“Very simply, if it turns out he is in more trouble than we originally thought, decides not to report, or is distracted and can’t play at a championship level, Alex [Cintron] will take his job.”
ALL YOU HAD TO DO WAS FOLLOW HIM INTO THE STALL THERE DOUG
“That went a long way in my career, that there was someone out there willing to help me.”
–new Yankees first baseman Doug Mientkiewicz, on Jason Giambi‘s role in his career. He hit .283/.359/.411 for the Royals last year.
“Once I heard the Yankees and Mr. Cashman were interested, I pretty much shut down everything else. I was watching the playoffs in my living room saying, ‘That’s the perfect fit for me.’ I felt what I do best can be a huge help to those guys.”
“Offensively, Doug is a contact guy, a line-drive hitter who doesn’t hit into many double plays. I just felt, at the back of our lineup, he could fit in nicely, and his real strength is the defensive side. I’m not sure there’s anybody better, defensively, than him.”
–Yankees GM Brian Cashman (New York Times)
THEY’RE JUST TERRIFIC, YOU KNOW, AT GETTING ME COFFEE AND WORKING FOR NOTHING
“One of the things I miss most about running a team is that I loved being with the scouts, talking baseball every day. It’s something that when you’re the Commissioner, you’re isolated and you don’t get to do that as much as you like. While it might sound trite to some people, the scouts are the lifeblood of the sport.”
–MLB commissioner Bud Selig
“Baseball is truly a great community and a great family.”

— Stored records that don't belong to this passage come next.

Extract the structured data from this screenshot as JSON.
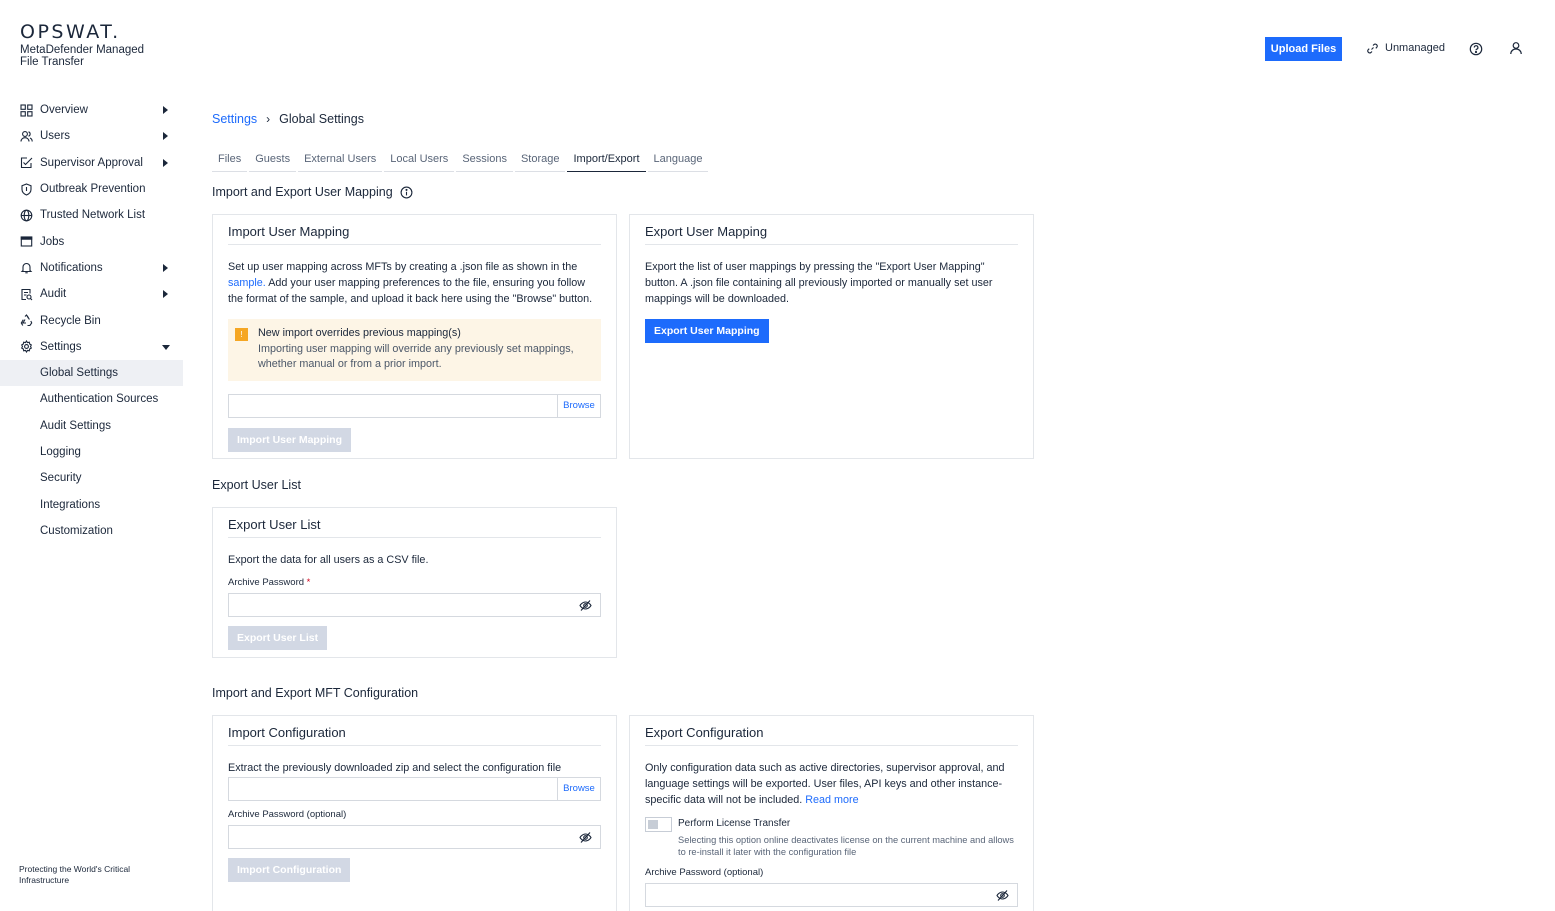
{
  "brand": {
    "logo": "OPSWAT.",
    "product": "MetaDefender Managed File Transfer",
    "footer": "Protecting the World's Critical Infrastructure"
  },
  "topbar": {
    "upload_label": "Upload Files",
    "unmanaged_label": "Unmanaged"
  },
  "nav": {
    "overview": "Overview",
    "users": "Users",
    "supervisor": "Supervisor Approval",
    "outbreak": "Outbreak Prevention",
    "trusted": "Trusted Network List",
    "jobs": "Jobs",
    "notifications": "Notifications",
    "audit": "Audit",
    "recycle": "Recycle Bin",
    "settings": "Settings",
    "sub": {
      "global": "Global Settings",
      "auth": "Authentication Sources",
      "audit_settings": "Audit Settings",
      "logging": "Logging",
      "security": "Security",
      "integrations": "Integrations",
      "customization": "Customization"
    }
  },
  "breadcrumb": {
    "parent": "Settings",
    "separator": "›",
    "current": "Global Settings"
  },
  "tabs": [
    "Files",
    "Guests",
    "External Users",
    "Local Users",
    "Sessions",
    "Storage",
    "Import/Export",
    "Language"
  ],
  "active_tab": "Import/Export",
  "sections": {
    "mapping": "Import and Export User Mapping",
    "userlist": "Export User List",
    "config": "Import and Export MFT Configuration"
  },
  "import_mapping": {
    "title": "Import User Mapping",
    "text_1": "Set up user mapping across MFTs by creating a .json file as shown in the",
    "link": "sample.",
    "text_2": "Add your user mapping preferences to the file, ensuring you follow the format of the sample, and upload it back here using the \"Browse\" button.",
    "warn_badge": "!",
    "warn_title": "New import overrides previous mapping(s)",
    "warn_desc": "Importing user mapping will override any previously set mappings, whether manual or from a prior import.",
    "browse": "Browse",
    "button": "Import User Mapping"
  },
  "export_mapping": {
    "title": "Export User Mapping",
    "text": "Export the list of user mappings by pressing the \"Export User Mapping\" button. A .json file containing all previously imported or manually set user mappings will be downloaded.",
    "button": "Export User Mapping"
  },
  "export_list": {
    "title": "Export User List",
    "text": "Export the data for all users as a CSV file.",
    "password_label": "Archive Password",
    "required_mark": "*",
    "button": "Export User List"
  },
  "import_config": {
    "title": "Import Configuration",
    "text": "Extract the previously downloaded zip and select the configuration file",
    "browse": "Browse",
    "password_label": "Archive Password (optional)",
    "button": "Import Configuration"
  },
  "export_config": {
    "title": "Export Configuration",
    "text": "Only configuration data such as active directories, supervisor approval, and language settings will be exported. User files, API keys and other instance-specific data will not be included.",
    "link": "Read more",
    "toggle_label": "Perform License Transfer",
    "toggle_desc": "Selecting this option online deactivates license on the current machine and allows to re-install it later with the configuration file",
    "password_label": "Archive Password (optional)"
  },
  "colors": {
    "accent": "#1d6bfc",
    "warning": "#f5a623",
    "disabled": "#d2d8e4"
  }
}
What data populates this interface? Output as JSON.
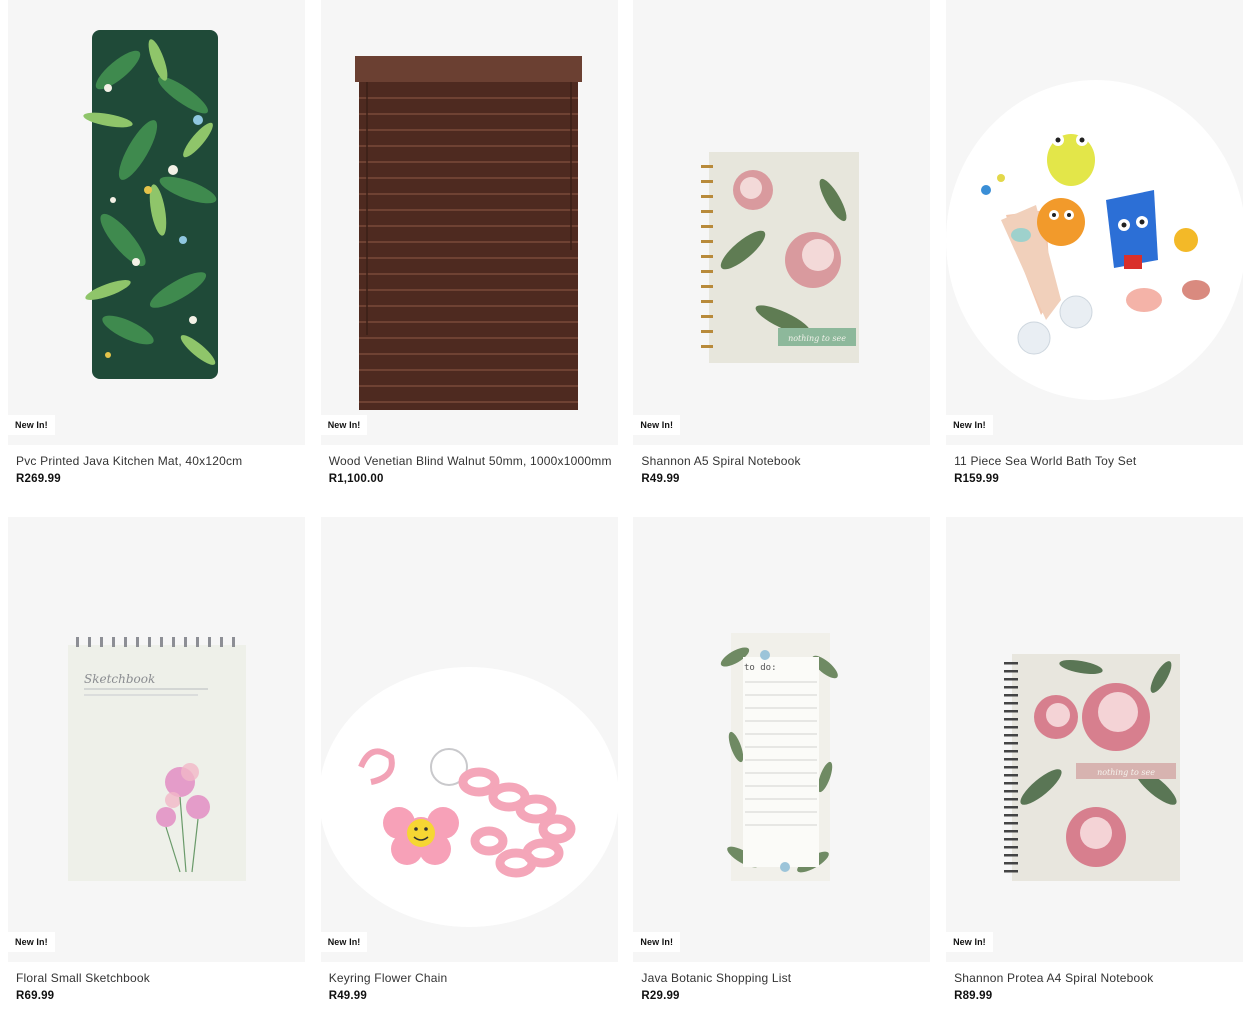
{
  "products": [
    {
      "name": "Pvc Printed Java Kitchen Mat, 40x120cm",
      "price": "R269.99",
      "badge": "New In!",
      "image": "tropical-leaf-kitchen-mat"
    },
    {
      "name": "Wood Venetian Blind Walnut 50mm, 1000x1000mm",
      "price": "R1,100.00",
      "badge": "New In!",
      "image": "walnut-venetian-blind"
    },
    {
      "name": "Shannon A5 Spiral Notebook",
      "price": "R49.99",
      "badge": "New In!",
      "image": "protea-spiral-notebook"
    },
    {
      "name": "11 Piece Sea World Bath Toy Set",
      "price": "R159.99",
      "badge": "New In!",
      "image": "sea-world-bath-toys"
    },
    {
      "name": "Floral Small Sketchbook",
      "price": "R69.99",
      "badge": "New In!",
      "image": "floral-sketchbook"
    },
    {
      "name": "Keyring Flower Chain",
      "price": "R49.99",
      "badge": "New In!",
      "image": "pink-flower-keyring-chain"
    },
    {
      "name": "Java Botanic Shopping List",
      "price": "R29.99",
      "badge": "New In!",
      "image": "botanic-shopping-list-pad"
    },
    {
      "name": "Shannon Protea A4 Spiral Notebook",
      "price": "R89.99",
      "badge": "New In!",
      "image": "protea-a4-spiral-notebook"
    }
  ],
  "imprints": {
    "notebook_a5": "nothing to see",
    "sketchbook": "Sketchbook",
    "shopping_list": "to do:",
    "notebook_a4": "nothing to see"
  }
}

“My respect and admiration for scouts is enormous. That’s something we all have to work on. Scouts often are taken for granted and not treated with the respect and admiration that they should. When you think about it, the success of an organization really comes down to scouting. When I think back to the 1970s and a struggling Brewers franchise, a scout found Robin Yount, a scout found Paul Molitor. They came through our system and were found by an extraordinary group of scouts, who got little credit, but should have gotten all of the credit.”
–Bud Selig (Barry Bloom, MLB.com)
“Billy [Beane]’s outrageously successful approach in changing the game of baseball by using facts to supplement instinct is very similar to the transformation our customers undergo when they move their business to NetSuite. We are all excited about the insight Billy will bring to NetSuite and our customers.”
—Evan Goldberg, chairman, co-founder and chief technology officer of NetSuite.
“Billy’s been able to compete with the big boys on a small budget, and our customers are using our service to do the same thing. Both of us are changing the game.”
—Zach Nelson, chief executive officer of NetSuite, a tech company that has put Athletics general manager Billy Beane on their board of directors. (Tim Simmers, Contra Costa Times)
“It’s a vertical audience in South Florida. In order to draw fans down to Miami from (Broward County) they need to know that the game is going to start on time and be over in two to three hours. That’s the opinion of MLB and that’s the opinion of the Marlins. A retractable roof is essential in making this situation work.”
–MLB’s Bob DuPuy, on the need for a new stadium for the Marlins. (Barry Bloom, MLB.com)
“You know you’re doing things right, so you keep doing them. In ’03, everybody [with the Cubs] was a genius. We kept doing things the way we always did, and two years later we were idiots. In truth, you’re neither one. In all my years, as long as I have been a pitching coach, I’ve never had anyone hurt like that.”
“There’s a lot involved. You can go make your own conclusions. The language is wide-ranging, I’ll give you that.”
—Giants general manager Brian Sabean, on negotiations with Barry Bonds. (Andrew Baggarly, Contra Costa Times)
“But no one knows what hand everyone else has … and there are 30 at the table. You know what direction you want to go. But you don’t know anyone else’s agenda. And no one knows what the future holds. The player you think could be the answer might be the problem.”
–Padres GM Kevin Towers (Bill Center, The Times)